EU web 'hijack' hazard.
This is the claim by Darlington solicitor Ross Paterson, who says that unless a business secures its own .eu domain name, competitors could step in and make the .eu name their own.
While the commission is giving priority to companies with recognised rights to a .eu name, such as trademark holders, as long as they register on or before April 6, public bodies can register now.
Ross Paterson, of North-east law firm Blackett Hart and Pratt, said businesses with some prior rights can start registering from February - but for everyone else names will be assigned on a first come, first served basis from April 6.
Mr Paterson said he expected take up of .eu names to be significant, especially for those businesses that wanted to have a pan-European identity for their website and also their e-mail addresses.
But he warned that it could also provide fresh opportunities for so-called "cyber squatters".
He said: "In the past, cyber squatters, or individuals or companies that register a domain name with no intention of using it, have virtually held to ransom legitimate users who want to establish their company name on the Internet.
"The .eu domain provides a whole new range of possibilities for cyber squatters so companies may want to consider registering their name as soon as they're allowed to in order to protect their rights."
Independent organisation EURid - the European Registry of Internet Domain Names - has been selected by the European Commission to operate the new registry for .eu.
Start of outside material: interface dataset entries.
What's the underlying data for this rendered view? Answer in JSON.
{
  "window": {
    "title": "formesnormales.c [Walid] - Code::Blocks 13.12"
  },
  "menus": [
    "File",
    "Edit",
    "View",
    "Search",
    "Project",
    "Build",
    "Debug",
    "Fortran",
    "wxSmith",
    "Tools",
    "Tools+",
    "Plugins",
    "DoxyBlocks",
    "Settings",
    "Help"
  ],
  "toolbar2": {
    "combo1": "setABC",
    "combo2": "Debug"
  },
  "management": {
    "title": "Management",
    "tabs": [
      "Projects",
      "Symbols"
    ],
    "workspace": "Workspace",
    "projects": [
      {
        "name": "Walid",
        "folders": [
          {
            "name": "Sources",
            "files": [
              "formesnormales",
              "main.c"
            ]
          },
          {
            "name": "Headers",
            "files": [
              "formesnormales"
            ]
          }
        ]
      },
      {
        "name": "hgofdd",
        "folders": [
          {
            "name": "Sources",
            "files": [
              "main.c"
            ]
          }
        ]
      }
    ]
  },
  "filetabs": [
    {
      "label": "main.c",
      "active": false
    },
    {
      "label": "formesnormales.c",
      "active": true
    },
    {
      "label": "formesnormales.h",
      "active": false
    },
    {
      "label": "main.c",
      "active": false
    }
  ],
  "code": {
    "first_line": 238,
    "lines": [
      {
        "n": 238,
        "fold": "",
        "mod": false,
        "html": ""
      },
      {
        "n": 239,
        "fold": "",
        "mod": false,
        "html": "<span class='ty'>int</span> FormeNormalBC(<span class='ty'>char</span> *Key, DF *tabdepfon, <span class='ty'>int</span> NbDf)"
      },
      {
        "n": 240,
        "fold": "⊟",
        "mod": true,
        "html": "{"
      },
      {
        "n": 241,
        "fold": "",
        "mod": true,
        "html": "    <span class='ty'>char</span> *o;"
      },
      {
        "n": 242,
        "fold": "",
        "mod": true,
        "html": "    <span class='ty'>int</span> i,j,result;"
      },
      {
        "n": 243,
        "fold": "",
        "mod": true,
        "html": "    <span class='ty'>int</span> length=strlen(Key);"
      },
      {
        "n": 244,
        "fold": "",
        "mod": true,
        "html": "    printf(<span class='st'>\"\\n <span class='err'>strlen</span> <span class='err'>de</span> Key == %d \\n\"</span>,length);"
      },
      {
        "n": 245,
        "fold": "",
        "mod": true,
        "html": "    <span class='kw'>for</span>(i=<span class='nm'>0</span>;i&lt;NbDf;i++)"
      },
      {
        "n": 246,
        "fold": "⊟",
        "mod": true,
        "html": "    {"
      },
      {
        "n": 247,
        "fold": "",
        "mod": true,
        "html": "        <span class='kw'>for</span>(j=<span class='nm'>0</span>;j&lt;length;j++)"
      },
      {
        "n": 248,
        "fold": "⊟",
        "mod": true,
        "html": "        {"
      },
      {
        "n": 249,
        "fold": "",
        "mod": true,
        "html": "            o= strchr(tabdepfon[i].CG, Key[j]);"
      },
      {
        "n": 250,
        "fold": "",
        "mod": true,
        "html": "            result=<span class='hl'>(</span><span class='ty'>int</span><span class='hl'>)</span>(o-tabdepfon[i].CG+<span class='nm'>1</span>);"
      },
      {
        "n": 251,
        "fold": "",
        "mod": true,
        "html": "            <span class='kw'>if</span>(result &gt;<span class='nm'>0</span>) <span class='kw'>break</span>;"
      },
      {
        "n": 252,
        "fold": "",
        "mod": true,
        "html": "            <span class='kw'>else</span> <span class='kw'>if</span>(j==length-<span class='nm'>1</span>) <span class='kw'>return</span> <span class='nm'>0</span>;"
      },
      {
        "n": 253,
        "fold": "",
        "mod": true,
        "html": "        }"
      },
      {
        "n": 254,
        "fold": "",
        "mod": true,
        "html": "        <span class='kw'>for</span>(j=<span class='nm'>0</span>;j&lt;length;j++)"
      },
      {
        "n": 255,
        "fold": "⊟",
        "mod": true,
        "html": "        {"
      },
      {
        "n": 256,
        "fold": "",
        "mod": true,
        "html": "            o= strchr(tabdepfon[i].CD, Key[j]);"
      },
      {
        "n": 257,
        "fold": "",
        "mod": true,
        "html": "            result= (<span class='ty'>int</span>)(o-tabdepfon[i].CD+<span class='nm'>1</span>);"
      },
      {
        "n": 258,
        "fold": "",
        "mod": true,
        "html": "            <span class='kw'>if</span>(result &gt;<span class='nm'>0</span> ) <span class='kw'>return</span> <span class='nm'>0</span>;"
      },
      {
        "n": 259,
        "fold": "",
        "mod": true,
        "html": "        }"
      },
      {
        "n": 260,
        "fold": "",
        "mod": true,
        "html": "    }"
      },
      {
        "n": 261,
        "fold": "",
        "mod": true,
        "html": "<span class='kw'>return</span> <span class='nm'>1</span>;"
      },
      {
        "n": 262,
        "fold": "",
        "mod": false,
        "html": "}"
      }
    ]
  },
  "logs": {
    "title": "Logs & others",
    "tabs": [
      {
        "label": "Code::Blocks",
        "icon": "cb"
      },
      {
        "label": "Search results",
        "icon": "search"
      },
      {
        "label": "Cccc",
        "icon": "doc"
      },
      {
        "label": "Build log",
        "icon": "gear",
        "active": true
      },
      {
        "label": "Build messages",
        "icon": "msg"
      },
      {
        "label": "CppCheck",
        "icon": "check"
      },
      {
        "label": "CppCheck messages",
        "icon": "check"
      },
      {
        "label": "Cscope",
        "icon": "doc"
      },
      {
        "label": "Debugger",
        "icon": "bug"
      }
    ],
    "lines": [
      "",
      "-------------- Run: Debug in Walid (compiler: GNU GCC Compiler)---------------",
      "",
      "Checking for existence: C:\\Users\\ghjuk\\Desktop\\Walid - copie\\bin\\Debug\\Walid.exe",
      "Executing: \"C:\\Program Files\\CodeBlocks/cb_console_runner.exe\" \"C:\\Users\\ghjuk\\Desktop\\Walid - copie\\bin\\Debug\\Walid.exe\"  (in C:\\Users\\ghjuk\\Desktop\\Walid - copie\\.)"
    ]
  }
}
Registration costs 45 euros (about pounds 30) plus 10 euros (about pounds 7) per year thereafter and applications have to be filed through approved registrars who can add their own costs.